Congressional lawmakers on Tuesday introduced a bill intended to reduce the threat of "dirty bombs" and radiological sabotage.

Sens. Hillary Clinton, D-N.Y., Judd Gregg, D-N.H., and Rep. Ed Markey, D-Mass., introduced the measure, which calls for better tracking of radioactive materials.

The bill would create a task force, headed by the Nuclear Regulatory Commission, to help prevent a "dirty bomb" attack in the United States.

Radioactive material that could potentially be used by terrorists would be classified and tracked by the NRC, and a national system for recovery and storage of unused material would be established.

"While the federal government has made great strides in tightening security and passing legislation to prevent bioterrorism, we are still vulnerable in counter-radiological terrorism," Gregg said.

The NRC reports that although radioactive material is lost or stolen an average 375 times per year, the recovery rate is only 60 percent. The NRC stopped tracking radioactive material by serial number in 1984.

In addition, the International Atomic Energy Agency, the same organization that conducts nuclear inspections in Iraq and North Korea, says that over 100 nations may have inadequate control and monitoring programs for radioactive material.

"Fed Ex and Lands' End have a better tracking system that the United States has in tracking radiological sources," Markey said.

Clinton pointed out that radioactive materials are widely used in hospitals, research labs, oil drilling facilities and even smoke detectors. She said the bill would help ensure proper tracking, recovery and storage of such materials and would impose more rigorous export controls.

Markey said it was no secret that terrorist groups such as Al Qaeda are trying to build "dirty bombs" or homemade nuclear weapons.

U.S. and allied troops have found documents containing nuclear information in caves in Afghanistan, and a recent report released by the British government said that Usama bin Laden's Al Qaeda network has already built a crude radiological weapon, he said.
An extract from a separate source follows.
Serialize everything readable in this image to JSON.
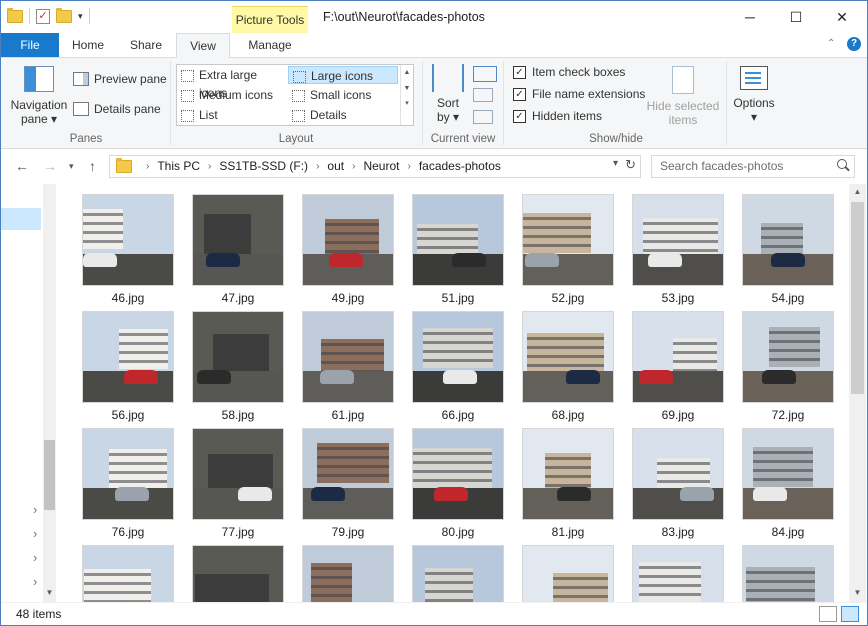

"Despite this, and despite the recent designation to a 'Code Orange' security threat in which dirty bombs were explicitly mentioned by [Homeland Security] Secretary [Tom] Ridge," Markey said, "we have yet to do anything to improve the security of these materials."

The NRC estimates that even a small "dirty bomb" — conventional explosive stuffed or wrapped with radioactive material — could contaminate several city blocks.

Clinton said that while the U.S. government was talking about protecting the homeland from terror threats, and individuals were being told to take steps such as storing water and keeping duct tape handy, "there's been a reluctance [on the part of the administration] to establish any requirements [that might help thwart an attack]."

"Our heightened state of 'Code Orange' alert reminds us the war against terrorism continues and we must be prepared on all levels," Gregg said. "I hope our efforts will impose cradle-to-grave control of powerful radiological sources that could potentially be obtained and used by terrorists."

Markey noted that the Federation of American Scientists found that blowing up a foot-long cobalt rod would contaminate hundreds of square miles and increase the risk of death from cancer dramatically for years.

Large food and medical sterilization facilities containing millions of curies of cobalt could become dirty bombs if a large truck bomb was detonated nearby, or if conventional explosives were hidden in a shipment to one of these facilities.

Markey also took aim at U.S. Customs, pointing out that Customs agents don't screen every package entering the this country from abroad to make sure it's not leaking radiation.

"In has been 18 months since the attacks of Sept. 11, and on the eve of war with Iraq, we are probably at a higher risk of new terrorist attacks than we have been since then," Markey said. "It is time to take action to address the threat of a dirty bomb attack."

The Bush administration believes that Al Qaeda probably was in possession of often-stolen radioactive contaminants such as strontium 90 and cesium 137, which could be used to make a dirty bomb.

Fox News' Julie Asher contributed to this report.